Foodborne illness is nearly always preventable, yet according to estimates from the Centers for Disease Control and Prevention (CDC), one in six Americans gets sick from contaminated food or beverages every year, and 3,000 die.
To facilitate effective foodborne outbreak response across the country, local, state, and federal officials came together about 20 years ago to find ways to increase nationwide collaboration.
These initial conversations led to the development of the Council to Improve Foodborne Outbreak Response (CIFOR) in 2006.
The CIFOR mission is to improve methods at the local, state, and federal levels to detect, investigate, control, and prevent foodborne disease outbreaks. The council identifies barriers to the rapid detection of and response to foodborne disease outbreaks and then creates guidelines and tools to address these barriers.
Chaired by the Council of State and Territorial Epidemiologists and NACCHO, CIFOR also includes representatives from the Association of Food and Drug Officials, Association of Public Health Laboratories, Association of State and Territorial Health Officials, CDC, Food and Drug Administration, Food Safety and Inspection Service, National Association of State Departments of Agriculture, National Association of State Public Health Veterinarians, and National Environmental Health Association.
Learn more about CIFOR in this video:
CIFOR Products and Resources
In honor of Food Safety Education Month in September, NACCHO is highlighting CIFOR and a selection of its many products and resources that can assist public health officials involved in foodborne disease surveillance and outbreak response and food safety industry professionals:
The CIFOR Guidelines are a comprehensive source of information on foodborne disease investigation and control for local, state and federal health agencies. The Guidelines describe (a) the overall approach to addressing foodborne disease outbreaks, including preparation, detection, investigation, control and follow-up; and (b) the roles of key organizations in foodborne disease outbreaks.
CIFOR members have been hard at work on the third edition of the CIFOR Guidelines, which will be released in the next few months! Sign up here to receive updates on the new Guidelines, as well as other new CIFOR resources, funding opportunities, and events.
The CIFOR Guidelines Toolkit was developed to help implement the CIFOR Guidelines. It contains worksheets and keys to success designed to help agencies identify which recommendations work best for their jurisdictions. The Toolkit is intended to help state and local health departments understand the Guidelines, conduct a self-assessment of their outbreak detection and investigation procedures, and implement appropriate recommendations from the CIFOR Guidelines.
Rachel Jervis of the Colorado Food Safety Center of Excellence explained how she has use the CIFOR Toolkit:
“In my role, I’ve facilitated multiple CIFOR Toolkit self-evaluations. The meetings provide an opportunity for outbreak investigators to collaborate outside the frenetic pace of an outbreak investigation. The Toolkit and other CIFOR products provide a structure for agencies to reflect and strive for improvement.
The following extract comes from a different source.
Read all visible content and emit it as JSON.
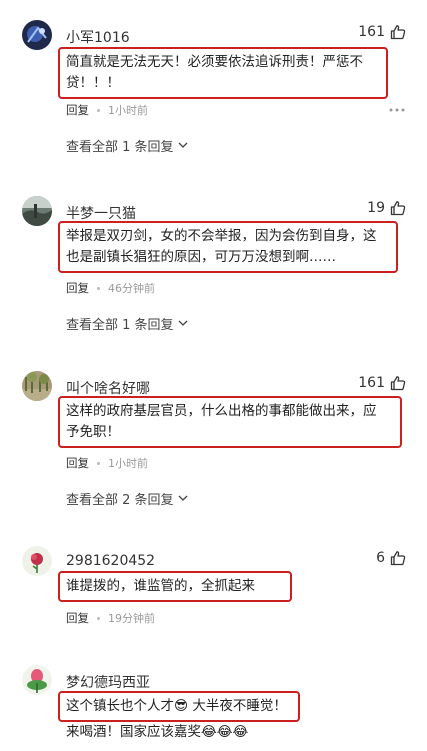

CIFOR products also allow flexibility to tailor each meeting to the users’ needs.”
The CIFOR Industry Guidelines are voluntary recommendations for owners, operators, and managers of restaurants and other retail food establishments (“Industry”) to clarify Industry’s role in a foodborne illness outbreak investigation. The Industry Guidelines and its tools help Industry take an active and educated role in outbreak response, thereby reducing negative economic impact to their businesses. This product was developed by the CIFOR Industry Workgroup, a public/private partnership of experts from government and the food industry.
The CIFOR Guidelines for Foodborne Illness Complaint Systems are for local health departments looking to respond to consumer complaints more effectively. The guidelines include a comprehensive review of current foodborne illness complaint systems, guidelines adapted for multiple agency structures, and other tools.
The CIFOR OUE Guidelines include recommendations on “universal” collection, shipment, testing, and retention of foodborne outbreak specimens, even in the early stages of an investigation. Based on syndromes and specific outbreak profiles, the guidelines are designed to provide adequate specimens for second-tier testing and pathogen discovery should an etiology prove elusive. The OUE Guidelines cover both infectious and non-infectious agents.
CIFOR’s Food Safety Clearinghouse is an online repository offering food safety resources developed by state and local health departments, laboratories, academic institutions, non-governmental organizations, and governmental agencies in order to facilitate knowledge sharing across jurisdictions.
Watch this video to learn more about CIFOR’s products and resources: